Interaction in Seasons
Despite the presence of some light “take that” cards, I initially wanted to say this game remains a largely solitary experience. That’s not quite right, though.
Seasons feels insular at times. It can certainly be played as solitaire, sometimes without strategic penalty. But between the timing of various card plays, several of which do affect other players, and the subtle considerations of die selection, Seasons is at least one tier above the games with the lowest levels of interactivity between players.
To be clear, this isn’t high interaction. I do generally want more of it in my sessions. But it may surprise a few in ways both good or bad depending on your gaming preferences.
Odds & Ends
While that’s the bulk of what I have to say on the game, to tick some review boxes, the art and components are colorful and fun without feeling egregious. The cards have text on them, correcting one of Race for the Galaxy’s oft-cited sins, that of obtuse iconography. Though it’s still a lot to absorb and will create plenty of analysis paralysis (AP) scenarios simply from having to read and mentally combine card possibilities throughout the game.
Lastly, this is a game with a lot of bean counting between and during turns, and at the change of each season. There’s a lot of housekeeping to it all that some find tedious. I’ve managed to play this online as well, and the automatic scoring and resource tracking is very welcome in this format. Usually I prefer the in-person experience of gaming, but this is one of the few that noticeably improves in the digital realm for this reason.

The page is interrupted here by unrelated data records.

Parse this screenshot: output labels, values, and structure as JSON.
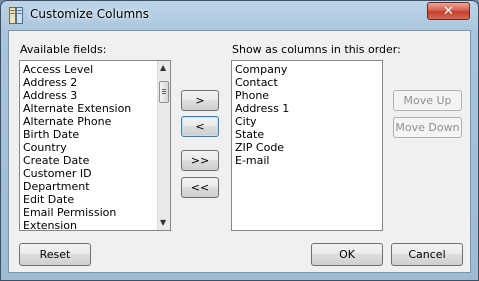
{
  "window": {
    "title": "Customize Columns",
    "close_label": "✕"
  },
  "available": {
    "label": "Available fields:",
    "items": [
      "Access Level",
      "Address 2",
      "Address 3",
      "Alternate Extension",
      "Alternate Phone",
      "Birth Date",
      "Country",
      "Create Date",
      "Customer ID",
      "Department",
      "Edit Date",
      "Email Permission",
      "Extension"
    ]
  },
  "selected": {
    "label": "Show as columns in this order:",
    "items": [
      "Company",
      "Contact",
      "Phone",
      "Address 1",
      "City",
      "State",
      "ZIP Code",
      "E-mail"
    ]
  },
  "transfer": {
    "add_one": ">",
    "remove_one": "<",
    "add_all": ">>",
    "remove_all": "<<"
  },
  "order": {
    "move_up": "Move Up",
    "move_down": "Move Down"
  },
  "footer": {
    "reset": "Reset",
    "ok": "OK",
    "cancel": "Cancel"
  }
}
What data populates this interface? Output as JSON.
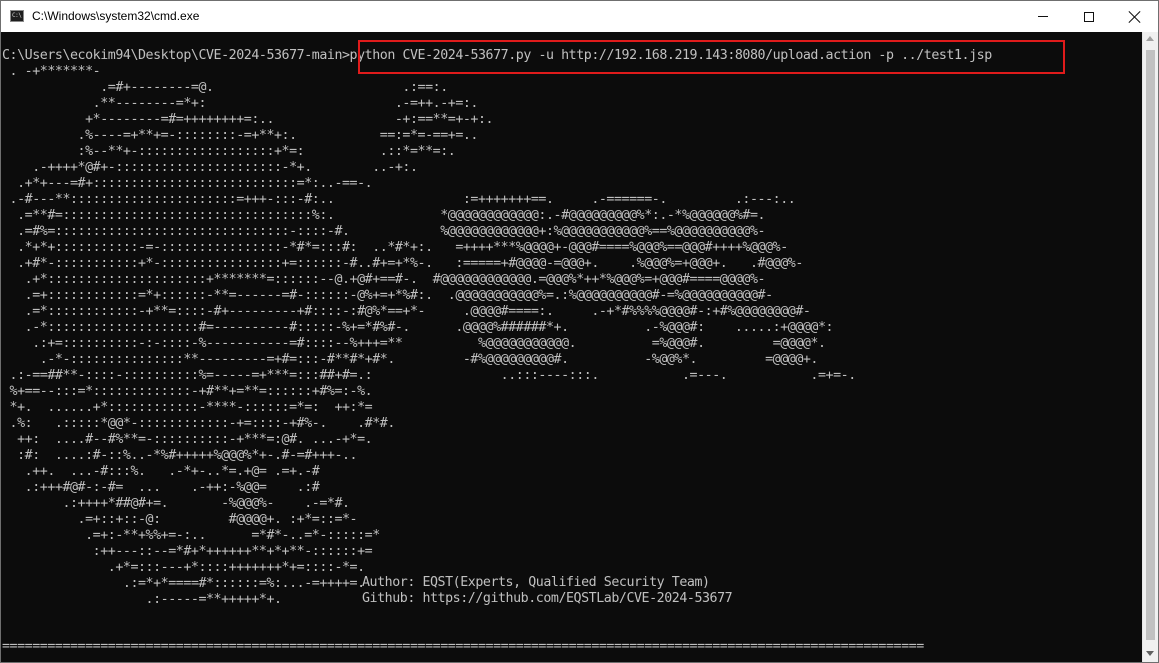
{
  "window": {
    "title": "C:\\Windows\\system32\\cmd.exe",
    "icon": "console-icon",
    "icon_text": "C:\\"
  },
  "console": {
    "prompt": "C:\\Users\\ecokim94\\Desktop\\CVE-2024-53677-main",
    "command": ">python CVE-2024-53677.py -u http://192.168.219.143:8080/upload.action -p ../test1.jsp",
    "art_lines": [
      " . -+*******- ",
      "             .=#+--------=@.                         .:==:.",
      "            .**--------=*+:                         .-=++.-+=:.",
      "           +*--------=#=++++++++=:..                -+:==**=+-+:.",
      "          .%----=+**+=-::::::::-=+**+:.           ==:=*=-==+=..",
      "          :%--**+-::::::::::::::::::+*=:          .::*=**=:.",
      "    .-++++*@#+-::::::::::::::::::::::-*+.        ..-+:.",
      "  .+*+---=#+:::::::::::::::::::::::::::=*:..-==-.",
      " .-#---**::::::::::::::::::::::=+++-:::-#:..                 :=+++++++==.     .-======-.         .:---:..",
      "  .=**#=:::::::::::::::::::::::::::::::::%:.              *@@@@@@@@@@@@:.-#@@@@@@@@@%*:.-*%@@@@@@%#=.",
      "  .=#%=:::::::::::::::::::::::::::::::-::::-#.            %@@@@@@@@@@@@+:%@@@@@@@@@@@%==%@@@@@@@@@@%-",
      "  .*+*+:::::::::::-=-::::::::::::::::-*#*=:::#:  ..*#*+:.   =++++***%@@@@+-@@@#====%@@@%==@@@#++++%@@@%-",
      "  .+#*-:::::::::::+*-::::::::::::::::+=::::::-#..#+=+*%-.   :=====+#@@@@-=@@@+.    .%@@@%=+@@@+.   .#@@@%-",
      "   .+*:::::::::::::::::::::+*******=::::::--@.+@#+==#-.  #@@@@@@@@@@@@.=@@@%*++*%@@@%=+@@@#====@@@@%-",
      "   .=+::::::::::::=*+::::::-**=------=#-::::::-@%+=+*%#:.  .@@@@@@@@@@@%=.:%@@@@@@@@@@#-=%@@@@@@@@@@#-",
      "   .=*::::::::::::-+**=::::-#+---------+#::::-:#@%*==+*-     .@@@@#====:.     .-+*#%%%%@@@@#-:+#%@@@@@@@@#-",
      "   .-*::::::::::::::::::::#=----------#:::::-%+=*#%#-.      .@@@@%######*+.          .-%@@@#:    .....:+@@@@*:",
      "    .:+=::::::::::-:-::::-%-----------=#::::--%+++=**          %@@@@@@@@@@@.          =%@@@#.         =@@@@*.",
      "     .-*-:::::::::::::::**---------=+#=:::-#**#*+#*.         -#%@@@@@@@@@#.          -%@@%*.         =@@@@+.",
      " .:-==##**-::::-::::::::::%=-----=+***=:::##+#=.:                 ..:::----:::.           .=---.           .=+=-.",
      " %+==--:::=*:::::::::::::-+#**+=**=::::::+#%=:-%.",
      " *+.  ......+*::::::::::::-****-::::::=*=:  ++:*=",
      " .%:   .:::::*@@*-::::::::::::-+=::::-+#%-.    .#*#.",
      "  ++:  ....#--#%**=-::::::::::-+***=:@#. ...-+*=.",
      "  :#:  ....:#-::%..-*%#+++++%@@@%*+-.#-=#+++-..",
      "   .++.  ...-#:::%.   .-*+-..*=.+@= .=+.-#",
      "   .:+++#@#-:-#=  ...    .-++:-%@@=    .:#",
      "        .:++++*##@#+=.       -%@@@%-    .-=*#.",
      "          .=+::+::-@:         #@@@@+. :+*=::=*-",
      "           .=+:-**+%%+=-:..      =*#*-..=*-:::::=*",
      "            :++---::--=*#+*++++++**+*+**-::::::+=",
      "              .+*=:::---+*::::+++++++*+=::::-*=.",
      "                .:=*+*====#*::::::=%:...-=++++=.",
      "                   .:-----=**+++++*+."
    ],
    "author_line": "Author: EQST(Experts, Qualified Security Team)",
    "github_line": "Github: https://github.com/EQSTLab/CVE-2024-53677",
    "separator": "=========================================================================================================================="
  },
  "colors": {
    "terminal_bg": "#0c0c0c",
    "terminal_text": "#c0c0c0",
    "highlight": "#e01b1b"
  }
}
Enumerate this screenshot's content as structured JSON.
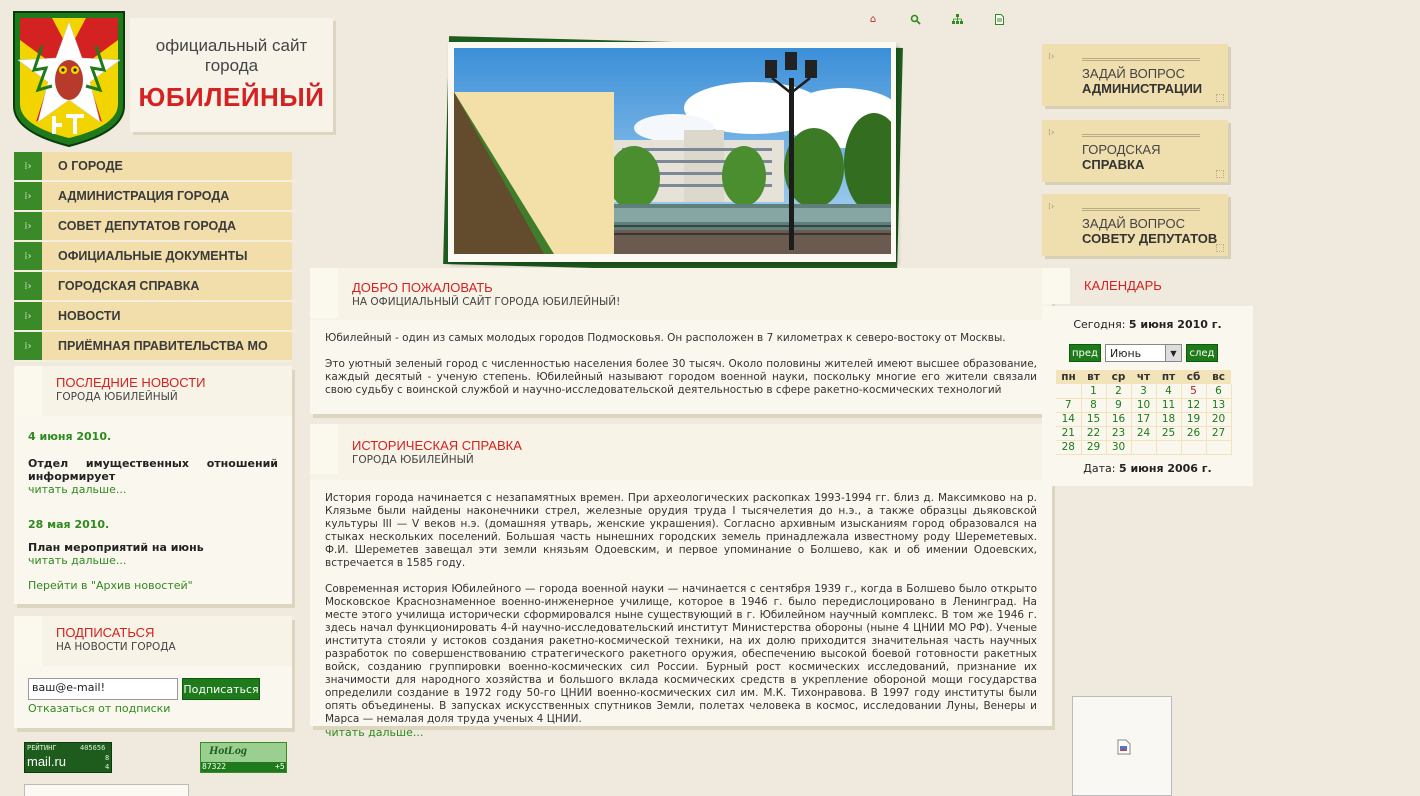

In-person, I simply can’t be bothered with all the micro-steps demanded by card abilities and game flow, particularly late in the game where chaining effects take a while to resolve.
Player Count Considerations
It’s also been pointed out that this game works best at 2P. While I won’t deny that things like counter-drafting dice are potentially bigger elements in 2P, as well as possibly-maybe playing cards a bit differently, I’ve found the difference to be minor between that and larger player counts. There’s less downtime too, I suppose, though the presence of an AP-prone player is the biggest fear here, not more players who play at a reasonable tempo. In any case, it’s “best” at 2P, yes, but not prohibitively so if you’d prefer to play with more.
Seasons – Conclusions
In a genre that I sort of shy away from because of my gaming context (I play in large clubs with hundreds of members and thousands of games), it probably says something that I can endorse Seasons for a particular audience. I’m not truly in that audience – I don’t love combinatorial card games in most circumstances – but I can understand the appeal.
However, more than most, if you’re on the fence about Seasons, I don’t think the most glowing reviews will be the most useful, because they’re from people who have jumped into the deep end and are committed for numerous plays. And this is a game where you need to drink that Kool-Aid to get the most from it.
There are a lot of modern games where the best experiences will come at the deepest levels of play. This game isn’t unique in that respect. But again, the contrast between “Kool-Aid Play” and either surface-level or even intermediate depth of play is going to be much more stark here than with most. Your willingness to jump in will determine how much you get out of a purchase.
If you do, though, there’s a lot of depth to enjoy, and a strong core structure around which the cards and their abilities revolve (quite literally in the case of the season track). If that intrigues you, it’s a worthy game with lots to recommend it.